Sorry it’s been such a long time since our last BEA blog posting. I’ve been back in Siem Reap since mid-January, and it’s been non-stop for both Shally and I. The end of the semester is always the hardest mainly because we don’t have enough staff to over part of our workload. What I wouldn’t do to hire a full-time test-marker and a website manager! Anyways, we’ve been making regular updates on our Facebook page, so that’s another way you can keep up with everything that’s been going on at BEA.
Writing Workshops: Teacher & Student Challenges
I wasn’t able to blog daily about the writing classes this year because most of my time was spent revising our workshops from last year, and marking first and final drafts. However, I think we’ll be able to produce our own writing textbook for next year’s writing workshop for the Basic and Pre-Intermediate courses.

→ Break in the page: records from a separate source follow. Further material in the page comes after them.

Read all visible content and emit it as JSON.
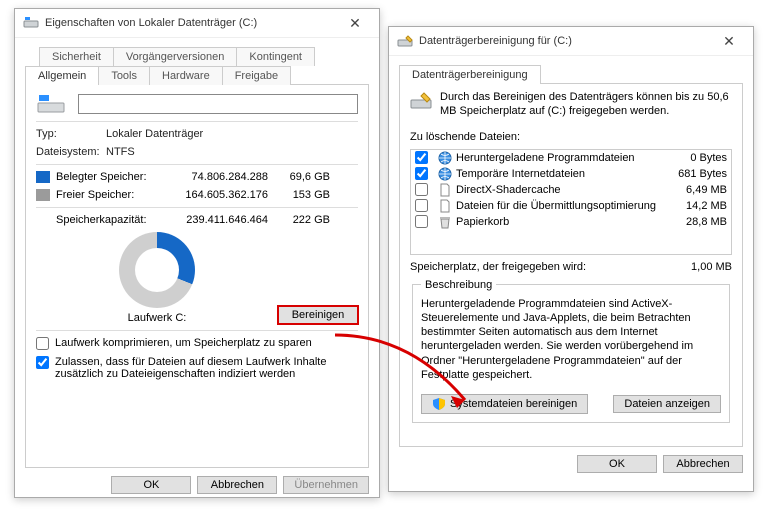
{
  "win1": {
    "title": "Eigenschaften von Lokaler Datenträger (C:)",
    "tabs": {
      "row1": [
        "Sicherheit",
        "Vorgängerversionen",
        "Kontingent"
      ],
      "row2": [
        "Allgemein",
        "Tools",
        "Hardware",
        "Freigabe"
      ],
      "active": "Allgemein"
    },
    "volume_label": "",
    "type_label": "Typ:",
    "type_value": "Lokaler Datenträger",
    "fs_label": "Dateisystem:",
    "fs_value": "NTFS",
    "used_label": "Belegter Speicher:",
    "used_bytes": "74.806.284.288",
    "used_h": "69,6 GB",
    "free_label": "Freier Speicher:",
    "free_bytes": "164.605.362.176",
    "free_h": "153 GB",
    "cap_label": "Speicherkapazität:",
    "cap_bytes": "239.411.646.464",
    "cap_h": "222 GB",
    "drive_caption": "Laufwerk C:",
    "btn_clean": "Bereinigen",
    "compress": "Laufwerk komprimieren, um Speicherplatz zu sparen",
    "index": "Zulassen, dass für Dateien auf diesem Laufwerk Inhalte zusätzlich zu Dateieigenschaften indiziert werden",
    "footer": {
      "ok": "OK",
      "cancel": "Abbrechen",
      "apply": "Übernehmen"
    }
  },
  "win2": {
    "title": "Datenträgerbereinigung für  (C:)",
    "tab": "Datenträgerbereinigung",
    "intro": "Durch das Bereinigen des Datenträgers können bis zu 50,6 MB Speicherplatz auf  (C:) freigegeben werden.",
    "list_label": "Zu löschende Dateien:",
    "items": [
      {
        "checked": true,
        "name": "Heruntergeladene Programmdateien",
        "size": "0 Bytes",
        "icon": "globe"
      },
      {
        "checked": true,
        "name": "Temporäre Internetdateien",
        "size": "681 Bytes",
        "icon": "globe"
      },
      {
        "checked": false,
        "name": "DirectX-Shadercache",
        "size": "6,49 MB",
        "icon": "file"
      },
      {
        "checked": false,
        "name": "Dateien für die Übermittlungsoptimierung",
        "size": "14,2 MB",
        "icon": "file"
      },
      {
        "checked": false,
        "name": "Papierkorb",
        "size": "28,8 MB",
        "icon": "trash"
      }
    ],
    "gain_label": "Speicherplatz, der freigegeben wird:",
    "gain_value": "1,00 MB",
    "desc_title": "Beschreibung",
    "desc_text": "Heruntergeladende Programmdateien sind ActiveX-Steuerelemente und Java-Applets, die beim Betrachten bestimmter Seiten automatisch aus dem Internet heruntergeladen werden. Sie werden vorübergehend im Ordner \"Heruntergeladene Programmdateien\" auf der Festplatte gespeichert.",
    "btn_sys": "Systemdateien bereinigen",
    "btn_show": "Dateien anzeigen",
    "footer": {
      "ok": "OK",
      "cancel": "Abbrechen"
    }
  }
}
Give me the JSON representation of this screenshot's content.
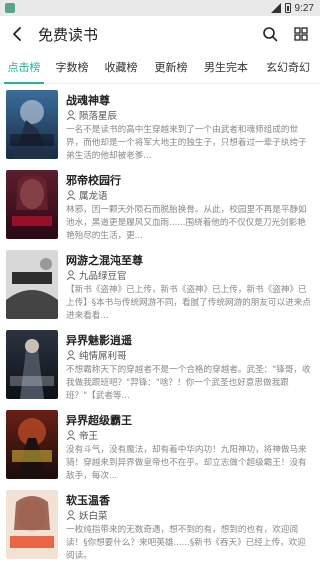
{
  "status_bar": {
    "time": "9:27"
  },
  "header": {
    "title": "免费读书"
  },
  "tabs": [
    {
      "label": "点击榜",
      "active": true
    },
    {
      "label": "字数榜",
      "active": false
    },
    {
      "label": "收藏榜",
      "active": false
    },
    {
      "label": "更新榜",
      "active": false
    },
    {
      "label": "男生完本",
      "active": false
    },
    {
      "label": "玄幻奇幻",
      "active": false
    }
  ],
  "books": [
    {
      "title": "战魂神尊",
      "author": "陨落星辰",
      "desc": "一名不是读书的高中生穿越来到了一个由武者和魂师组成的世界，而他却是一个将军大地主的独生子，只想着过一辈子纨绔子弟生活的他却被老爹..."
    },
    {
      "title": "邪帝校园行",
      "author": "属龙语",
      "desc": "林邪，因一颗天外陨石而脱胎换骨。从此，校园里不再是平静如池水，黑道更是履风又血雨......围绕着他的不仅仅是刀光剑影艳艳殆尽的生活，更..."
    },
    {
      "title": "网游之混沌至尊",
      "author": "九品绿豆官",
      "desc": "【新书《盗神》已上传，新书《盗神》已上传，新书《盗神》已上传】§本书与传统网游不同，看腻了传统网游的朋友可以进来点进来看看..."
    },
    {
      "title": "异界魅影逍遥",
      "author": "纯情屌利哥",
      "desc": "不想霸称天下的穿越者不是一个合格的穿越者。武圣：\"锋哥，收我做我跟班吧？\"羿锋：\"啥？！你一个武圣也好意思做我跟班？\"【武者等..."
    },
    {
      "title": "异界超级霸王",
      "author": "帝王",
      "desc": "没有斗气，没有魔法，却有着中华内功！九阳神功，将神做马来骑！穿越来到异界做皇帝也不在乎。却立志做个超级霸王！没有敌手，每次..."
    },
    {
      "title": "软玉温香",
      "author": "妖白菜",
      "desc": "一枚纯指带来的无数奇遇，想不到的有，想到的也有，欢迎阅读！§你想要什么？来吧英雄......§新书《吞天》已经上传，欢迎阅读。"
    }
  ]
}
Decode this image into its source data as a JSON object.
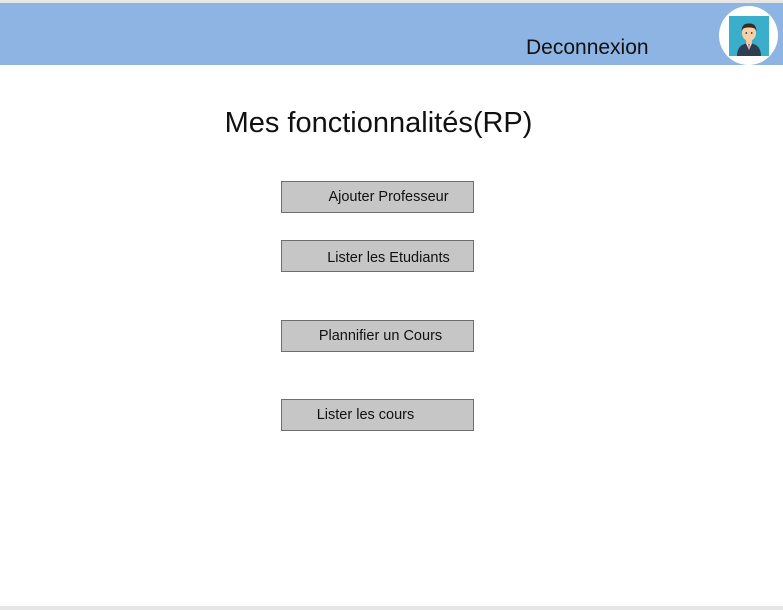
{
  "header": {
    "logout_label": "Deconnexion",
    "avatar_icon": "user-avatar-icon",
    "background_color": "#8db4e2"
  },
  "main": {
    "title": "Mes fonctionnalités(RP)",
    "buttons": [
      {
        "label": "Ajouter Professeur"
      },
      {
        "label": "Lister les Etudiants"
      },
      {
        "label": "Plannifier un Cours"
      },
      {
        "label": "Lister les cours"
      }
    ]
  }
}
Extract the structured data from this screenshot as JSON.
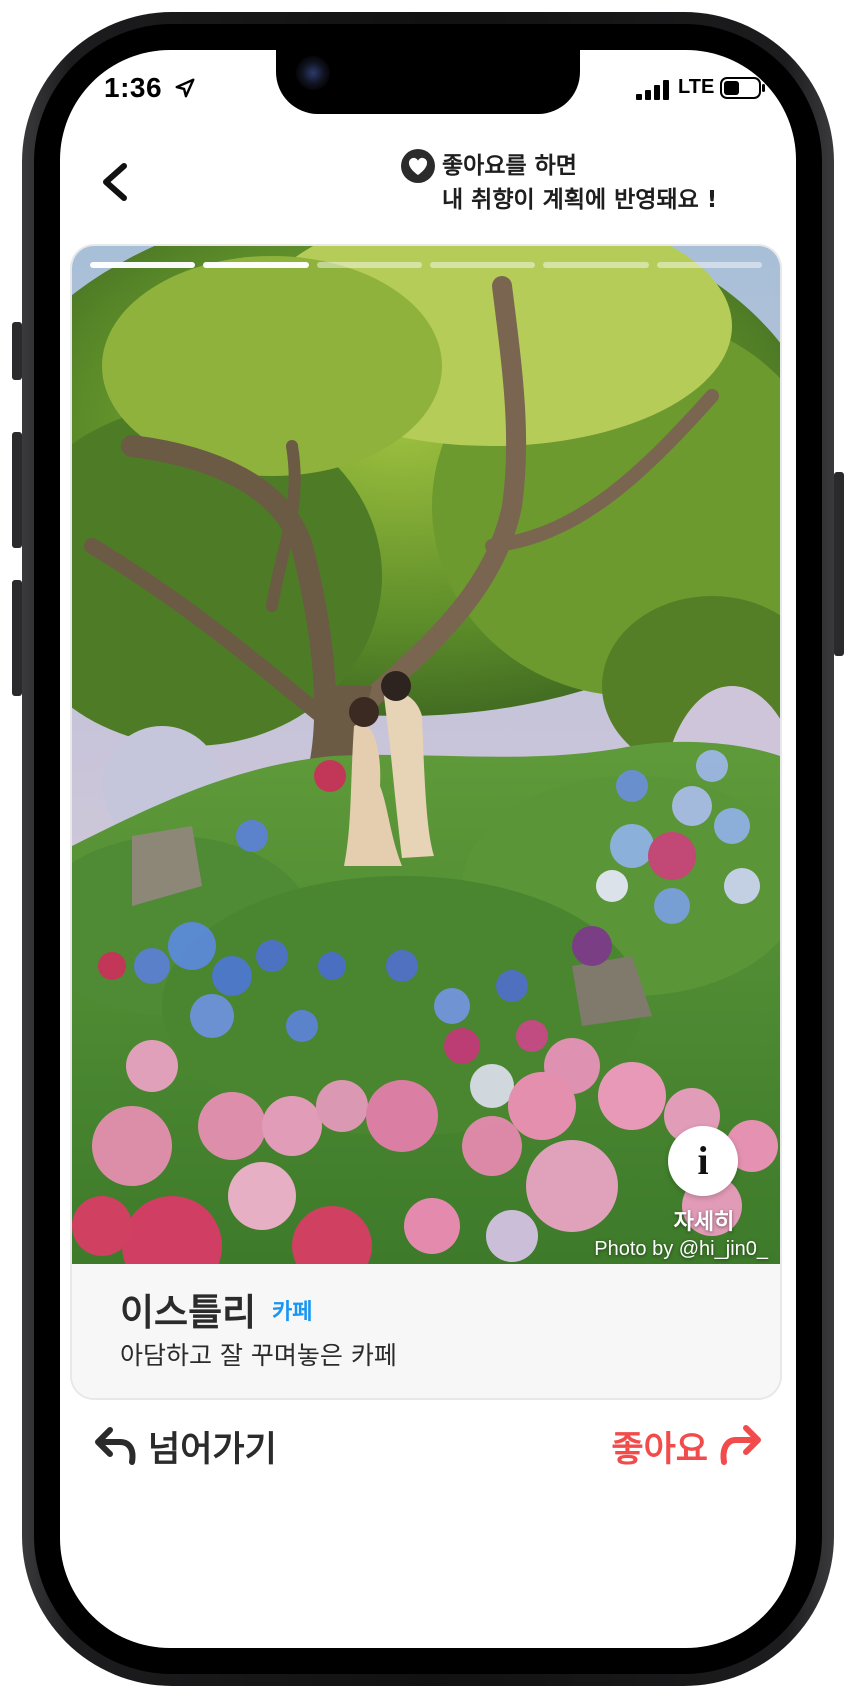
{
  "status_bar": {
    "time": "1:36",
    "network": "LTE"
  },
  "header": {
    "hint_line1": "좋아요를 하면",
    "hint_line2": "내 취향이 계획에 반영돼요 !"
  },
  "card": {
    "progress_total": 6,
    "progress_current": 2,
    "info_label": "자세히",
    "photo_credit": "Photo by @hi_jin0_",
    "place_name": "이스틀리",
    "place_category": "카페",
    "place_description": "아담하고 잘 꾸며놓은 카페"
  },
  "actions": {
    "skip_label": "넘어가기",
    "like_label": "좋아요"
  },
  "colors": {
    "accent_red": "#f24b4b",
    "category_blue": "#1896f2",
    "text_dark": "#2b2b2b"
  }
}
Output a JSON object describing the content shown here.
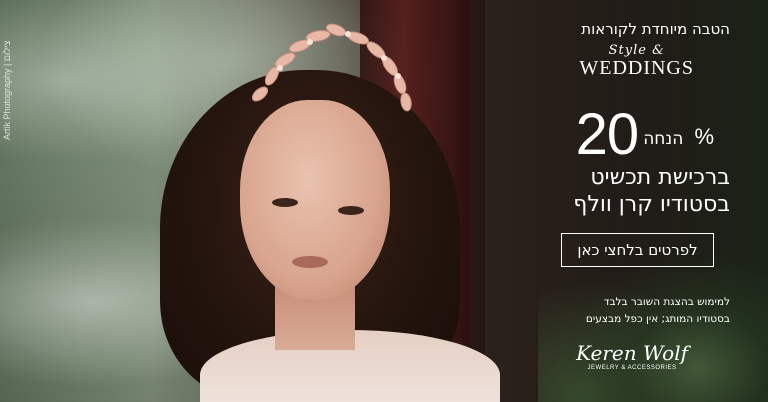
{
  "photo_credit": "Artik Photography | צילום",
  "promo_heading": "הטבה מיוחדת לקוראות",
  "brand_logo": {
    "script": "Style &",
    "main": "WEDDINGS"
  },
  "discount": {
    "word": "הנחה",
    "number": "20",
    "percent": "%"
  },
  "headline": {
    "line1": "ברכישת תכשיט",
    "line2": "בסטודיו קרן וולף"
  },
  "cta_label": "לפרטים בלחצי כאן",
  "fine_print": {
    "line1": "למימוש בהצגת השובר בלבד",
    "line2": "בסטודיו המותג; אין כפל מבצעים"
  },
  "studio_logo": {
    "script": "Keren Wolf",
    "sub": "JEWELRY & ACCESSORIES"
  },
  "colors": {
    "text": "#ffffff",
    "curtain": "#5a1d1a",
    "hair": "#24140e"
  }
}
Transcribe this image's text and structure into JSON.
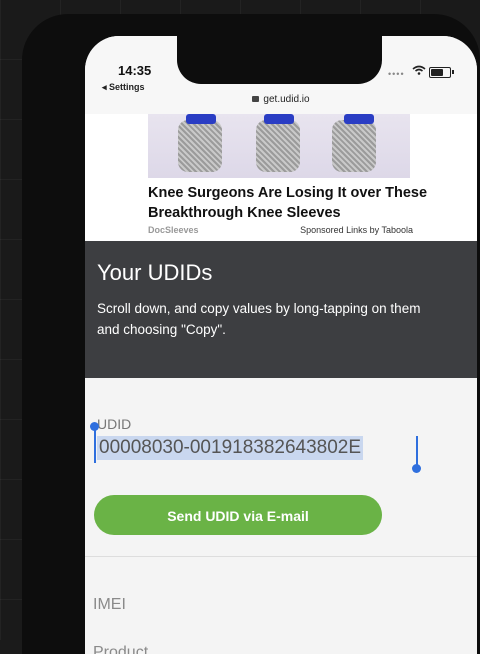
{
  "status_bar": {
    "time": "14:35",
    "back_label": "◂ Settings",
    "url": "get.udid.io"
  },
  "ad": {
    "title": "Knee Surgeons Are Losing It over These Breakthrough Knee Sleeves",
    "brand": "DocSleeves",
    "sponsor": "Sponsored Links by Taboola"
  },
  "header": {
    "title": "Your UDIDs",
    "description": "Scroll down, and copy values by long-tapping on them and choosing \"Copy\"."
  },
  "fields": {
    "udid_label": "UDID",
    "udid_value": "00008030-001918382643802E",
    "imei_label": "IMEI",
    "product_label": "Product"
  },
  "actions": {
    "send_label": "Send UDID via E-mail"
  },
  "colors": {
    "accent_green": "#6ab346",
    "selection_blue": "#2f6fde",
    "dark_section": "#3d3e41"
  }
}
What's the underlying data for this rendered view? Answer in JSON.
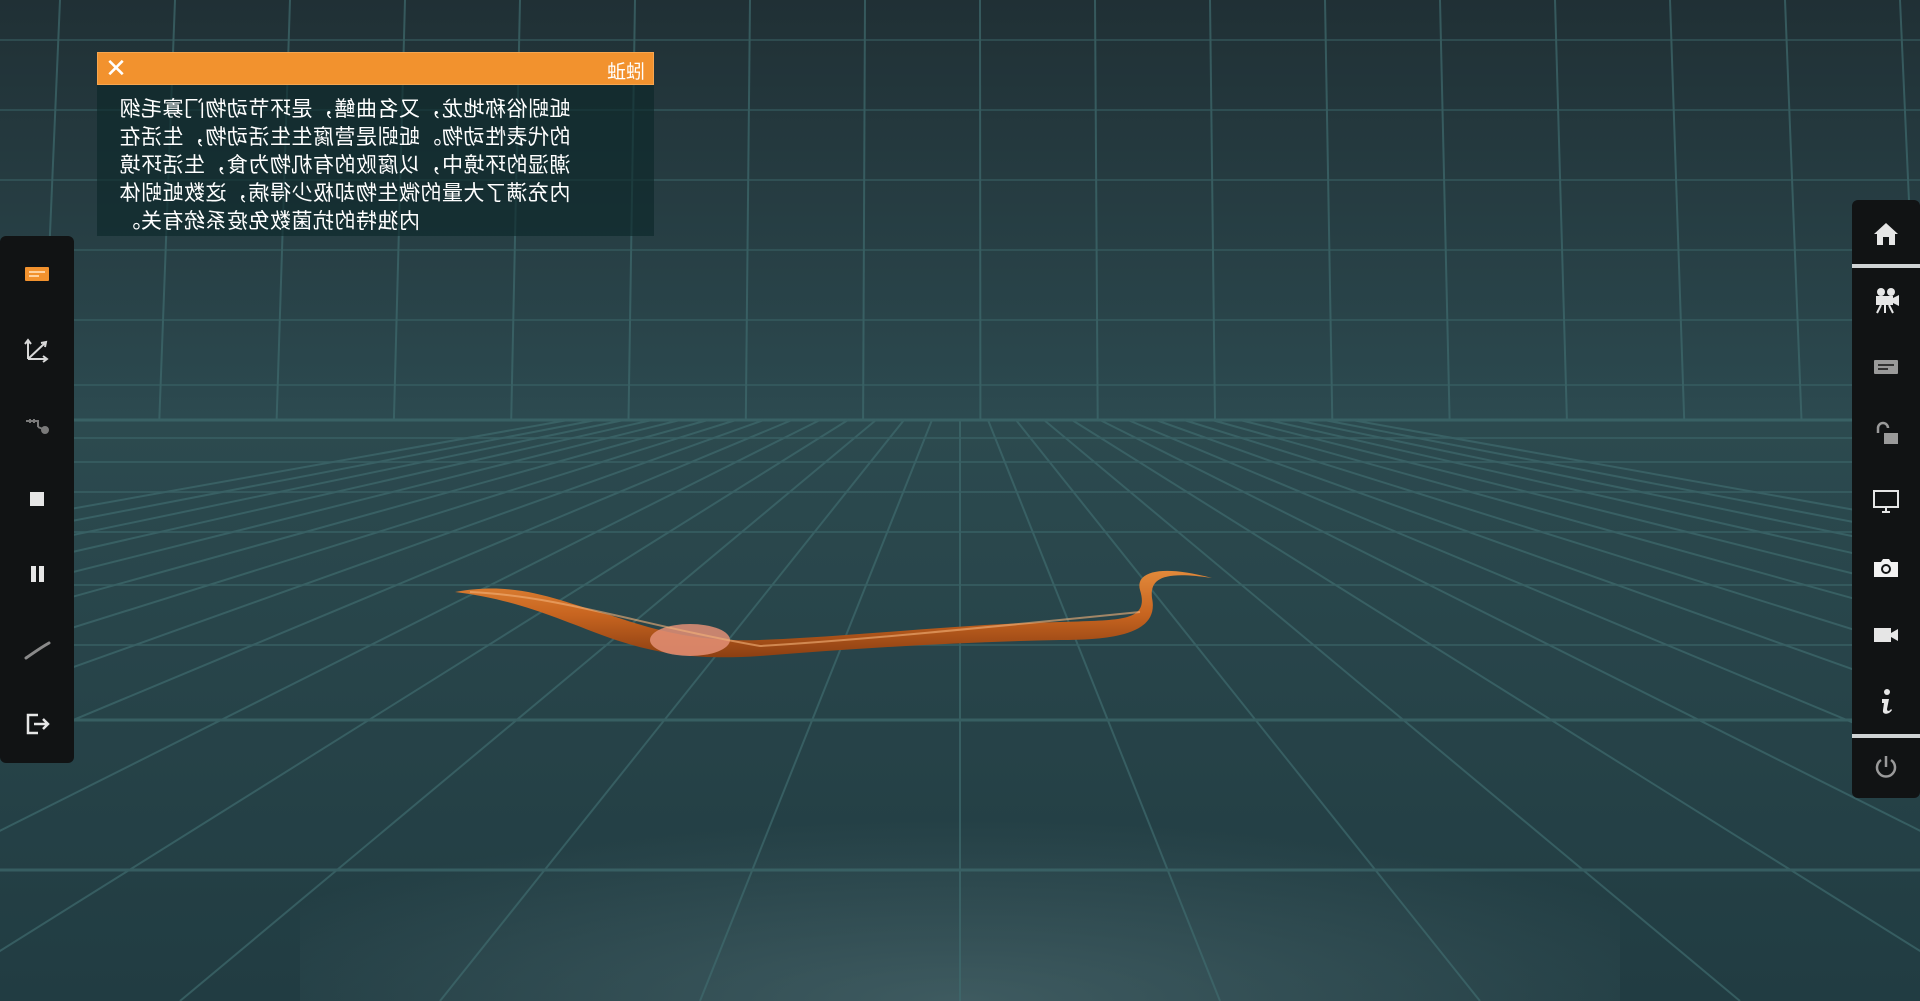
{
  "info_panel": {
    "title": "蚯蚓",
    "close_icon": "close-icon",
    "lines": [
      "蚯蚓俗称地龙，又名曲鳝，是环节动物门寡毛纲",
      "的代表性动物。蚯蚓是营腐生生活动物，生活在",
      "潮湿的环境中，以腐败的有机物为食，生活环境",
      "内充满了大量的微生物却极少得病，这数蚯蚓体",
      "内独特的抗菌数免疫系统有关。"
    ],
    "accent_color": "#f2922e"
  },
  "left_toolbar": {
    "items": [
      {
        "name": "info-icon",
        "active": true
      },
      {
        "name": "axis-icon"
      },
      {
        "name": "knife-icon"
      },
      {
        "name": "stop-icon"
      },
      {
        "name": "pause-icon"
      },
      {
        "name": "scalpel-icon"
      },
      {
        "name": "exit-icon"
      }
    ]
  },
  "right_toolbar": {
    "items": [
      {
        "name": "home-icon"
      },
      {
        "name": "movie-camera-icon"
      },
      {
        "name": "subtitle-icon"
      },
      {
        "name": "unlock-icon"
      },
      {
        "name": "monitor-icon"
      },
      {
        "name": "camera-icon"
      },
      {
        "name": "video-icon"
      },
      {
        "name": "help-icon"
      },
      {
        "name": "power-icon"
      }
    ]
  }
}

Rather than having two writing tasks this year, we decided to have just one, but spent more time on classroom instruction. One of the biggest challenges students had last year, as well as this year, was logically connecting their ideas and details in their paragraphs. Although we spent four lessons on paragraph structure, this still wasn’t enough time for the students to fully understand the structure of writing in English. For next year’s lessons, students definitely need more classroom practice on differentiating between supporting ideas and details, as well as choosing appropriate details for ideas. This was a challenge for students in all of our courses. One of the reasons for this is that most of the students are not taught writing in their own language in public school. Most writing classes end at the end of primary school. As a result, this becomes quite challenging for the kids since they have to use critical thinking skills for the first time, and in a second language!
Regardless, the majority of the students were able to produce a well-written paragraph. Some of their writings will be uploaded to the Journals and Writing Workshops on the website in the next few weeks. I’m also hoping to make the lessons and materials from the Basic and Pre-Intermediate courses available on the site for other Cambodian teachers. The Intermediate lessons won’t be available until next year since they need to be revised and re-tested in the classroom so that all the kinks can be worked out.
Writing Workshops: Teacher Training
During last year’s writing workshops, I taught almost all the classes. However, for this year’s workshops, Shally taught the majority of the lessons. This is part of Shally’s on-going teacher training program as part of his professional development. We have set up a system in which I plan his writing lessons, as well as the lessons in the Intermediate course, and he teaches them using my plans. We have found this to be an effective training technique because these model lessons help him with his own lesson planning. Since writing is the most challenging to teach out of the four skills, this was a challenge for him. Although it was his first time teaching writing, he did an amazing job, especially in his explanations of paragraph structure. One of his strengths is that he’s able to give concise examples to get the point across to the students – all in English. Even the students in our Basic course, who were complete beginners at the start of the school year, were able to follow in English-only instruction. In the end, most of students did indeed use correct paragraph structure and wrote on topic for their tasks.
End of the Semester:
The end of the first semester is coming to an end this week for the BEA kids and staff. We’ll be holding student conferences, as well as having semester wrap-up activities in class. Since lesson planning won’t be as demanding this week, I’ll be able to blog a bit more about what we’re up to before our break.
In the meantime, it’s back to the books…
The Bayon English Academy (BEA) is an NGO school that provides underprivileged youth with quality English language education in a safe, clean environment in Siem Reap, Cambodia.